A bulk of the economic activity — $230 billion in economic activity and 1.2 million jobs — came from fossil fuel production favored by Republicans, Jewell said.
The House Appropriations Committee will soon mark up the spending bill, which cleared the Environment and Interior sub-panel last week.
Republicans have defended the budget, which halves renewable energy funding and blocks the Environment Protection Agency’s ability to implement greenhouse gas emissions rules, as a necessary response to leaner fiscal times.
House GOP leadership has awarded funding above the sequestration levels for the Pentagon.
Jewell said a slimmer checkbook at Interior would slow permitting time for onshore and offshore oil and gas development, and could impede leasing activities for energy production.
She also said the decreases would blunt research that helps communities prepare for wildfires and floods, and argued it could put a dent in tourism revenues from national parks.

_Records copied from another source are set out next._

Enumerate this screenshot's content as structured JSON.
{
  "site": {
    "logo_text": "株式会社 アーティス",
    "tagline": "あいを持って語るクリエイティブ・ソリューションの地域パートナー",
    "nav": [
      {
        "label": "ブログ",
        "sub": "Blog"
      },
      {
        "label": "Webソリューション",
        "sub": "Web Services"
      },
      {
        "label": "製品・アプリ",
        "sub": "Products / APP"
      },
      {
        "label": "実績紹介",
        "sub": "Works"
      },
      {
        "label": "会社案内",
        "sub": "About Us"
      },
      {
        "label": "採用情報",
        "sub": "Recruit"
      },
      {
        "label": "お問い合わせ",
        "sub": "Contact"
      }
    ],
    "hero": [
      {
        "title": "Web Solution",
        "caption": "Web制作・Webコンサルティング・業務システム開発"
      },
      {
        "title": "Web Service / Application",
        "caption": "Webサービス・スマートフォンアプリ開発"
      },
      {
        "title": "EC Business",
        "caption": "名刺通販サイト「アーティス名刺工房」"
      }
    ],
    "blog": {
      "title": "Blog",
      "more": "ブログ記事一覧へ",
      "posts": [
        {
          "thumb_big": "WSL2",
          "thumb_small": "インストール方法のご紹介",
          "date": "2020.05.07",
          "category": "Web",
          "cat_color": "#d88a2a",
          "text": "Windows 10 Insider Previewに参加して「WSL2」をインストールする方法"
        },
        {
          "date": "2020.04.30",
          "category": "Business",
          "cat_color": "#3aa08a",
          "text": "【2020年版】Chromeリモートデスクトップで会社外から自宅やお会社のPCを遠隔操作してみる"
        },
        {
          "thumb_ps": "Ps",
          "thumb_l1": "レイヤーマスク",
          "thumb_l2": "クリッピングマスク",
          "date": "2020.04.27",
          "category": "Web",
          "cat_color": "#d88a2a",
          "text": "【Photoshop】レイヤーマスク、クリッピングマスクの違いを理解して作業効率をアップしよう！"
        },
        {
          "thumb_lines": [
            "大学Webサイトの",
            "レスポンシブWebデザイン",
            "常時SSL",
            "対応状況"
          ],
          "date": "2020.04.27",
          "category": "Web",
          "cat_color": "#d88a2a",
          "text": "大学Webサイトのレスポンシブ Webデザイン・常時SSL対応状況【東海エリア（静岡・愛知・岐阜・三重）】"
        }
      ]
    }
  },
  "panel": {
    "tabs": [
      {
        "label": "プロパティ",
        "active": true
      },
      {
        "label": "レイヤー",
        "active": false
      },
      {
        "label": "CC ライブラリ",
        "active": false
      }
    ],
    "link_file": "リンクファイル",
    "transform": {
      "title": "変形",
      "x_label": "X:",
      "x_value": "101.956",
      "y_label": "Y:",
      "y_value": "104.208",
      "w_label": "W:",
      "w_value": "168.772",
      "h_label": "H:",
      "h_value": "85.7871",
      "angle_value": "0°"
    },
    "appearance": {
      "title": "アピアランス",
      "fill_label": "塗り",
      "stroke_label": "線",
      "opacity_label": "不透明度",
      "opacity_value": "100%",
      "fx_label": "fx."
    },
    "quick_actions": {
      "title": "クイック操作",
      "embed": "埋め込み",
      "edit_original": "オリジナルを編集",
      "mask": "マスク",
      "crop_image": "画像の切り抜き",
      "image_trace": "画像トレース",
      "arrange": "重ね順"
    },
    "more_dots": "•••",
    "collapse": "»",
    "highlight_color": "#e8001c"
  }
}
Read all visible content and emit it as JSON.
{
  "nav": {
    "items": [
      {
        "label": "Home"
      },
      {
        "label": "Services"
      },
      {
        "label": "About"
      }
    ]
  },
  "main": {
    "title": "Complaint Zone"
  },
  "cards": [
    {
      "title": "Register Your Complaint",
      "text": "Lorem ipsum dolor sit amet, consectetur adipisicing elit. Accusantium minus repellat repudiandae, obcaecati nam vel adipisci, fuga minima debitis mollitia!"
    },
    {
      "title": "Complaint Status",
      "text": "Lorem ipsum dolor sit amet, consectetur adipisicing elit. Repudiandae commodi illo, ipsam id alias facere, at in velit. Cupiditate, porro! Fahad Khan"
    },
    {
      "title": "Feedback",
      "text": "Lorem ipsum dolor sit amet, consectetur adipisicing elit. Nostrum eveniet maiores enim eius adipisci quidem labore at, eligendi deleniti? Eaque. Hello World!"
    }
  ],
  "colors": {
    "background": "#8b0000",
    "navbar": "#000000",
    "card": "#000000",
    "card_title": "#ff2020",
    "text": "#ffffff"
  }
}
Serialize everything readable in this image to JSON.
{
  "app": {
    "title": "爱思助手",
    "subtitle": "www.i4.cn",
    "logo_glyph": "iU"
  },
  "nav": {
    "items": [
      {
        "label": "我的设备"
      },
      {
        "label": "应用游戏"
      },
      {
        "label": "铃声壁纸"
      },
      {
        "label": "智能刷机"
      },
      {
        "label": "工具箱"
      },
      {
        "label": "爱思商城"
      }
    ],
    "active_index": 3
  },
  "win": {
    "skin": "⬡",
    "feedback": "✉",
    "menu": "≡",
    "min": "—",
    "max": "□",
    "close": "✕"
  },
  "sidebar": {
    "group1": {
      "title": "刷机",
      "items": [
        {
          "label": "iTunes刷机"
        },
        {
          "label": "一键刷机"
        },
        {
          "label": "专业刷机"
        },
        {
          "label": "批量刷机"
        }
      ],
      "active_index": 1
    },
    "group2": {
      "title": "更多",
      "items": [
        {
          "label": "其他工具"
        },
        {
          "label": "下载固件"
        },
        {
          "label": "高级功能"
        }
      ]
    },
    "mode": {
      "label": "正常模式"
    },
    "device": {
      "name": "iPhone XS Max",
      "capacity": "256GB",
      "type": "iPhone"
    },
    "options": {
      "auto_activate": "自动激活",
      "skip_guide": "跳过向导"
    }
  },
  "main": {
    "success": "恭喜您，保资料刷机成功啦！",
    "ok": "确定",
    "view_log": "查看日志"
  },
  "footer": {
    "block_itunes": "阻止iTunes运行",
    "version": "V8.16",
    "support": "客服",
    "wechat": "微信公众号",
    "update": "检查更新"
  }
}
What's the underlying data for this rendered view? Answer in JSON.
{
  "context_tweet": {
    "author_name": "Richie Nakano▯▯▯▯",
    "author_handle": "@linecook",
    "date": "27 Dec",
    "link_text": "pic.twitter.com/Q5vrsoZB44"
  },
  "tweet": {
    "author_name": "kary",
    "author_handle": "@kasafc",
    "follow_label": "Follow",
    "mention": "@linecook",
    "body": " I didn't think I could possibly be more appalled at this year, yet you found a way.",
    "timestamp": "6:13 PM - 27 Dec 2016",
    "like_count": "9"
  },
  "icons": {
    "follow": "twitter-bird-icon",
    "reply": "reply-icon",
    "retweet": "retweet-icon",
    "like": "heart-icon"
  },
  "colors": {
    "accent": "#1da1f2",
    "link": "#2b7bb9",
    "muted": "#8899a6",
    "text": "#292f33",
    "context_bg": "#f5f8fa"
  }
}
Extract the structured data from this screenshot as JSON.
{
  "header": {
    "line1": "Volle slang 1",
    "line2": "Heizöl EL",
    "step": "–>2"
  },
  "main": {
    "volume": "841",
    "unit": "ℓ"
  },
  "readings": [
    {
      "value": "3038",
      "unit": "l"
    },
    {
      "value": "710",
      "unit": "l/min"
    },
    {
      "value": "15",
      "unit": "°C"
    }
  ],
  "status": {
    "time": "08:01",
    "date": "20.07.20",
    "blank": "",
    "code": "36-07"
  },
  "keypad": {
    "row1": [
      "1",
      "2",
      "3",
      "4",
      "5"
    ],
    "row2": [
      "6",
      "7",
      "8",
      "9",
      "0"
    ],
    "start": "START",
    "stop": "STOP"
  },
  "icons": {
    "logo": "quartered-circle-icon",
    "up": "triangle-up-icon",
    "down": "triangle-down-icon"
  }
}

The “reductions are short-sighted and could have immeasurable economic consequences,” Jewell said of cutbacks to wildfire and flood research.